(PROBLEM DESCRIPTION)
Please state how many lines of the material contain "value", giving nothing but the number.

▼

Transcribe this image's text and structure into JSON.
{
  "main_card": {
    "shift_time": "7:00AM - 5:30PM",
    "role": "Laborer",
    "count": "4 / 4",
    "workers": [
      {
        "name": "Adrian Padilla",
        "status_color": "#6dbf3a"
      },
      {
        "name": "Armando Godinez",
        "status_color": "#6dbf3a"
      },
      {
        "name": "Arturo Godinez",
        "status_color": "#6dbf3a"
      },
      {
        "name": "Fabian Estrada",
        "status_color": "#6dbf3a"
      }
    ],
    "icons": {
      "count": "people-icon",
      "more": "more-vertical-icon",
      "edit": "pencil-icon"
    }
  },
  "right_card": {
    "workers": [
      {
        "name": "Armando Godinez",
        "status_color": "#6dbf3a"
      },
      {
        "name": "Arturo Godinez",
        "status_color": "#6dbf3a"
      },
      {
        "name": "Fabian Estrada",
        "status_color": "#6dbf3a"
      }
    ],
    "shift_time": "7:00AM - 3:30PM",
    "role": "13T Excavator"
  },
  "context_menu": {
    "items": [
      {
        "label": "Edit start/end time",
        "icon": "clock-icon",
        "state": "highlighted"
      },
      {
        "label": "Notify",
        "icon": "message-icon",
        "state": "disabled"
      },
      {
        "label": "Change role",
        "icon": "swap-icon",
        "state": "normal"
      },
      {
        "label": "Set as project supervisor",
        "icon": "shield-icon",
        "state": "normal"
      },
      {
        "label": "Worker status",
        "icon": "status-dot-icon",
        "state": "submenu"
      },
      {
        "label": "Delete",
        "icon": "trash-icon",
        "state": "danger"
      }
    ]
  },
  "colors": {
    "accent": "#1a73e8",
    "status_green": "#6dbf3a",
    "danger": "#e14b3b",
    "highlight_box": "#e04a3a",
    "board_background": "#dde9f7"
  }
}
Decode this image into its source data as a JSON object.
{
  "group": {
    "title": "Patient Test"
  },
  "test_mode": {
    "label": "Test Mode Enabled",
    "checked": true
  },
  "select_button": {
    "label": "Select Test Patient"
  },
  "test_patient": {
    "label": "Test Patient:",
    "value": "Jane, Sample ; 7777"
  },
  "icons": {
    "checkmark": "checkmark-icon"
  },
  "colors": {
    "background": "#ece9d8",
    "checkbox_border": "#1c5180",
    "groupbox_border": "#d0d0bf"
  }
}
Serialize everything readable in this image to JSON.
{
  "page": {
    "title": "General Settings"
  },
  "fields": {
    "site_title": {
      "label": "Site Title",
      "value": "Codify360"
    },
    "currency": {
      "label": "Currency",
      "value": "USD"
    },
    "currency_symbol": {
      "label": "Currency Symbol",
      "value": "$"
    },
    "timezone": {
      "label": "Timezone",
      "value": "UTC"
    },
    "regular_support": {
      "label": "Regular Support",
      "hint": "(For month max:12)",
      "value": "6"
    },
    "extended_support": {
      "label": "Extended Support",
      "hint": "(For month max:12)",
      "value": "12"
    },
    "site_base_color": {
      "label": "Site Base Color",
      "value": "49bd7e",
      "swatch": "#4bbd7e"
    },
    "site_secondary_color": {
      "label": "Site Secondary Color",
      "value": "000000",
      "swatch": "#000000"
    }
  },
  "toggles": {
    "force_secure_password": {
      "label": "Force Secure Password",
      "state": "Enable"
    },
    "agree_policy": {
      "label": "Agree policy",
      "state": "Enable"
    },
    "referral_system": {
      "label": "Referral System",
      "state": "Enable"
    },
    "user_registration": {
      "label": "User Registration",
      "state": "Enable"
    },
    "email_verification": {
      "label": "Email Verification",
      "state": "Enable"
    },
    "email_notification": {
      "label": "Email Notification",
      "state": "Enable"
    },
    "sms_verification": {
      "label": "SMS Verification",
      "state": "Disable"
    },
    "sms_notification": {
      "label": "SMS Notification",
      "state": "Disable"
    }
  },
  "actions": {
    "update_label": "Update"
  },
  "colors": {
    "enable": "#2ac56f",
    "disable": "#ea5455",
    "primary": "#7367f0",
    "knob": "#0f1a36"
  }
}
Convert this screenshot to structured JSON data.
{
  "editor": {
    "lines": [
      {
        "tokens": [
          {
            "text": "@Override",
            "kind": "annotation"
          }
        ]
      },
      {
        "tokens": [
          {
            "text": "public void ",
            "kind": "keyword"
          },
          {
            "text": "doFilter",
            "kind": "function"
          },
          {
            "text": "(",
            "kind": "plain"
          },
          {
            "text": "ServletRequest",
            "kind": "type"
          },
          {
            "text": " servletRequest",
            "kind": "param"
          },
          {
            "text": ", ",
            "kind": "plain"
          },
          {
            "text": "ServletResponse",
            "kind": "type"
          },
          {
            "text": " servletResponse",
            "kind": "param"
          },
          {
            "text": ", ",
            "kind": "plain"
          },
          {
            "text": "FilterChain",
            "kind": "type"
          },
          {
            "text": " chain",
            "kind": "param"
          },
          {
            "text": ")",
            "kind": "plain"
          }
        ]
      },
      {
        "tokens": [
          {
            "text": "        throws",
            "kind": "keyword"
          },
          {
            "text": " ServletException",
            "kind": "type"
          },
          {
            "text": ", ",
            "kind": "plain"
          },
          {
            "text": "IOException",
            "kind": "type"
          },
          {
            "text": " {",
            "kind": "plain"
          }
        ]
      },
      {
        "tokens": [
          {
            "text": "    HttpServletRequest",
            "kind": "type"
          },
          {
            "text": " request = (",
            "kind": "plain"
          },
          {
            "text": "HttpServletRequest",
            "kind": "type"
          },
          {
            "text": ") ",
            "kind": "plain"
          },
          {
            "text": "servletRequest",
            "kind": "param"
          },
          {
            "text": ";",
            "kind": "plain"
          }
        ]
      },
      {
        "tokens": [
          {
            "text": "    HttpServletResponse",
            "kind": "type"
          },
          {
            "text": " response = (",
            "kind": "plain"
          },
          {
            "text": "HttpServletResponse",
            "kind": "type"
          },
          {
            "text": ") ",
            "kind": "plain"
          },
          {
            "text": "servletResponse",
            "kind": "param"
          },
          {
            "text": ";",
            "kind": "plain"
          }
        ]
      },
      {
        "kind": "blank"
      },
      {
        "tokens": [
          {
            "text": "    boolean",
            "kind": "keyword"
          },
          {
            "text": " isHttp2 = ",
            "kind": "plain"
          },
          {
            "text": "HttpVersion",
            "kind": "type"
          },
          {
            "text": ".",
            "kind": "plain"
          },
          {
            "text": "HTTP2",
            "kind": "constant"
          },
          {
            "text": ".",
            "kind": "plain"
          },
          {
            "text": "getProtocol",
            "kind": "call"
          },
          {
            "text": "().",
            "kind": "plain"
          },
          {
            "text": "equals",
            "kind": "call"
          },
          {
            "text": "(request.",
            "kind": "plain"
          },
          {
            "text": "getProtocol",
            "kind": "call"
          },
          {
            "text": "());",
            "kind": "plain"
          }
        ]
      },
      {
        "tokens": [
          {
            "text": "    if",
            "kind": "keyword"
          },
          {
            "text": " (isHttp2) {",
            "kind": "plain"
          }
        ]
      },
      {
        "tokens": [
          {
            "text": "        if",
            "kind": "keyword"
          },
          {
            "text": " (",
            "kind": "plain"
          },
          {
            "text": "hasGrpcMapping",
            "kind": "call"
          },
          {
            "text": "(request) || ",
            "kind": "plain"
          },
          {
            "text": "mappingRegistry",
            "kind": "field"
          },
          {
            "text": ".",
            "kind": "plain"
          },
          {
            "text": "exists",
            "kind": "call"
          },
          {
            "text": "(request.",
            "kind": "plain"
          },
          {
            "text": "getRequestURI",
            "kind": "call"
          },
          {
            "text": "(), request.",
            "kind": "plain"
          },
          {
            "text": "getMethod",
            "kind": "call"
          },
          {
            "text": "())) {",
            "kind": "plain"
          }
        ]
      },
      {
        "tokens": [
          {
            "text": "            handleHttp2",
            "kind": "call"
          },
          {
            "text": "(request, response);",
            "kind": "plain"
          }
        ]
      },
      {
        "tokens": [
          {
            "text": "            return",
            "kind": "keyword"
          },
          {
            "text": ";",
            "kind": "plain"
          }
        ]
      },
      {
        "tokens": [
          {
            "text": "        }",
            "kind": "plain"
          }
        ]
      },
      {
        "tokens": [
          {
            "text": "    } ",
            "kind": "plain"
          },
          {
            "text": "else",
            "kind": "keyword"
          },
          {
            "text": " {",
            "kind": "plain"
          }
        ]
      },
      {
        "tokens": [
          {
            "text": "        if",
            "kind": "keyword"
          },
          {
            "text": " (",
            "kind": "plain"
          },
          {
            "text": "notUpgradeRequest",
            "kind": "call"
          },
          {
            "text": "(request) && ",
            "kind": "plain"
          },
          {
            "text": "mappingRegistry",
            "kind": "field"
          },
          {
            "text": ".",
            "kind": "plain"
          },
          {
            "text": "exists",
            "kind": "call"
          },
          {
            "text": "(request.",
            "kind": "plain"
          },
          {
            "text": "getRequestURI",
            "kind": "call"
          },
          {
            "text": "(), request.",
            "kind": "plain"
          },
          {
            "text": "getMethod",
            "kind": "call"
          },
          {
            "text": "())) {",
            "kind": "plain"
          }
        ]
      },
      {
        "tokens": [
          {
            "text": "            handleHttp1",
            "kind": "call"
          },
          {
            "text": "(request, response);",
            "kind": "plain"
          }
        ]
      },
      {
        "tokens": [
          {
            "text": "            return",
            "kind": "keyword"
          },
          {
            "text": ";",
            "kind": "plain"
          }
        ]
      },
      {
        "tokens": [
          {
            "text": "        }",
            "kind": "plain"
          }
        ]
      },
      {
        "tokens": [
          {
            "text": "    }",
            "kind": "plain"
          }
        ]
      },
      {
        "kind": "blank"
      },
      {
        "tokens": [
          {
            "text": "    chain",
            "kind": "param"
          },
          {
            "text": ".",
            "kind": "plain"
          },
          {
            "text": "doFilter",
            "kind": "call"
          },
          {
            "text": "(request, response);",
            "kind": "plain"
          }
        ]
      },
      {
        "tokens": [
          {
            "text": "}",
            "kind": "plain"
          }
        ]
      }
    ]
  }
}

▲

(TASK ANSWER)
9